Seattle Times columnist Danny Westneat agrees with Mayor Bruce Harrell. The "crime wave" is finally breaking. And, as a consequence, new stores are opening in the downtown area, a Christmas star shines again on the facade of Macy's former building, the McDonald’s on Pine has "finally emerged from its hardened plywood shell." Westneat describes the criminal activity that dominated Third and Pine as "a scene from a medieval back alley, playing out in the heart of a modern city."

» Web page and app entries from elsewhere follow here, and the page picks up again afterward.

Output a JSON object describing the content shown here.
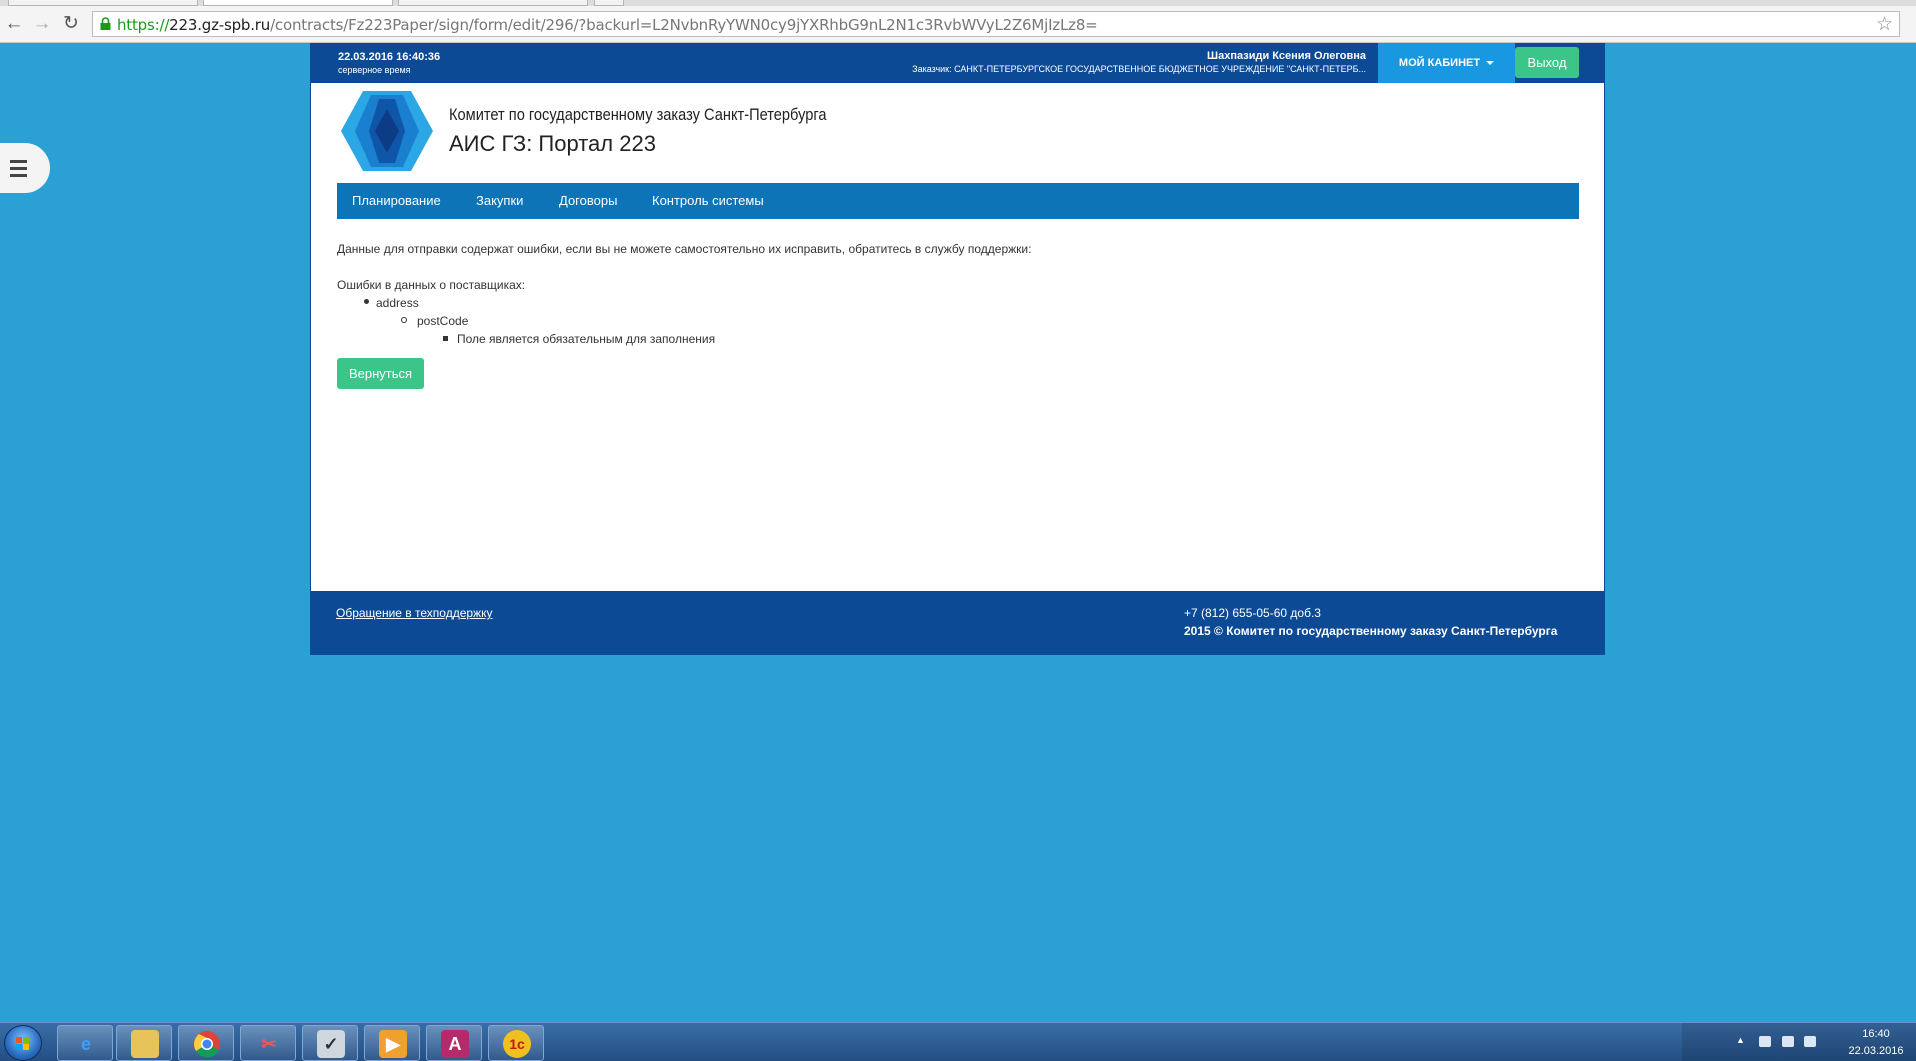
{
  "browser": {
    "url_scheme": "https://",
    "url_host": "223.gz-spb.ru",
    "url_path": "/contracts/Fz223Paper/sign/form/edit/296/?backurl=L2NvbnRyYWN0cy9jYXRhbG9nL2N1c3RvbWVyL2Z6MjIzLz8="
  },
  "header": {
    "server_time": "22.03.2016 16:40:36",
    "server_time_label": "серверное время",
    "user_name": "Шахпазиди Ксения Олеговна",
    "customer": "Заказчик: САНКТ-ПЕТЕРБУРГСКОЕ ГОСУДАРСТВЕННОЕ БЮДЖЕТНОЕ УЧРЕЖДЕНИЕ \"САНКТ-ПЕТЕРБ...",
    "cabinet_label": "МОЙ КАБИНЕТ",
    "logout_label": "Выход"
  },
  "brand": {
    "org_title": "Комитет по государственному заказу Санкт-Петербурга",
    "portal_title": "АИС ГЗ: Портал 223"
  },
  "nav": {
    "items": [
      "Планирование",
      "Закупки",
      "Договоры",
      "Контроль системы"
    ]
  },
  "content": {
    "message": "Данные для отправки содержат ошибки, если вы не можете самостоятельно их исправить, обратитесь в службу поддержки:",
    "errors_title": "Ошибки в данных о поставщиках:",
    "level1": "address",
    "level2": "postCode",
    "level3": "Поле является обязательным для заполнения",
    "back_label": "Вернуться"
  },
  "footer": {
    "support_link": "Обращение в техподдержку",
    "phone": "+7 (812) 655-05-60 доб.3",
    "copyright": "2015 © Комитет по государственному заказу Санкт-Петербурга"
  },
  "taskbar": {
    "time": "16:40",
    "date": "22.03.2016",
    "apps": [
      "internet-explorer-icon",
      "file-explorer-icon",
      "chrome-icon",
      "snipping-tool-icon",
      "crypto-tool-icon",
      "media-player-icon",
      "access-icon",
      "1c-icon"
    ]
  },
  "colors": {
    "background": "#2aa0d5",
    "topbar": "#0d4a96",
    "nav": "#0d74b8",
    "cabinet": "#1997e0",
    "accent_green": "#3cc588"
  }
}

There was no need for Westneat to go back as far as the Dark Ages to find his nightmarish image of the criminal activity that ruled Third and Pine. He could have just gone back to Seattle's Depression-era Hooverville. Or could have just mentioned scenes from the 1984 documentary Streetwise. That said, Westneat's reading of the downtown situation is actually right.
I've been downtown many times in recent months and it's seemed almost back to pre-pandemic levels of activity in the shopping core. Crime fears aren't what cause office workers to want to stay remote — they just prefer the flexibility. https://t.co/sdDXJ7yYCV— Robert Cruickshank (@cruickshank) November 30, 2022
I chose to use the word "actually" because it's in the family of the word "act." Business confidence is an emotional (indeed spiritually animal) state that, in our young culture, is vital. It leads to the only process by which an economy grows: continuous investments.
As the greatest economist of the 20th century, the Pole Michał Kalecki, put it: "...workers spend what they get and the capitalists get what they spend." That is the whole business made as plain as possible. Workers get to spend on what is deemed culturally necessary only if capitalist investments do not go belly up, only if they return as more money. De-link the latter from the former, and you have a depression, a Hooverville, crime waves. The strong and consistently successful resistance to social welfare has this, as a cultural formation (how you spend), as its key explanation.
In this economic space, which is now worldwide, Westneat's reading of the developments on Third and Pine and downtown in general can only be right, and ring of nothing but good news. And how can you disagree with Mayor Bruce Harrell's sweeps and increased spending on our city's bloated policing apparatus? Right and wrong are not eternal, but culturally constructed, historically specific. The alleys of a medieval city or town were not capitalist. Spending in those times was not at all structured like ours. But Westneat has to make this crude comparison because, being on the right (good, positive) side of history, he must make the criminal feeling its opposite: transhistorical. It was there in the alleys of plague-riddled Bologna. It was there on 21st century Pine and Third. These are just bad people all around, all through history.
Meaning, morality and activity are historically (rather than eternally) determined. If you are on the left, you have to be wrong, every time. Why? Because the logic of sensible (or what appears as rational) distribution of the monetized social product can only break down when expressed in a cultural space that's organized by the two dominant modes of spending. The left will never win this game. Ever. One only has to look at the big business story of yesterday, November 30, to see the truth of this. The US's GDP actually grew by 2.8% in the last quarter, and this was celebrated by Dems as evidence of Biden's boom.
U.S. grew 2.9% in third quarter, GDP shows, and there’s little sign of recession for now https://t.co/ynTDtxF7tX— MarketWatch (@MarketWatch) November 30, 2022
Dark Brandon revised GDP upwards. https://t.co/jtesUHevc9— Matthew Yglesias (@mattyglesias) November 30, 2022
Westneat is in this culture, one that rewards Dems (the US's labor party) if capitalists are making larger and larger investments (the source of their spending), actually rational. Socialists are the irrational ones. The culture where leftist rationality—which is, to be sure, closer to human sociobiologically—rules does not exist in our day. But what this only tells us is what the Frankfurt School already knew: Reason changes from historical context to historical context. Sweeps are more rational than social housing.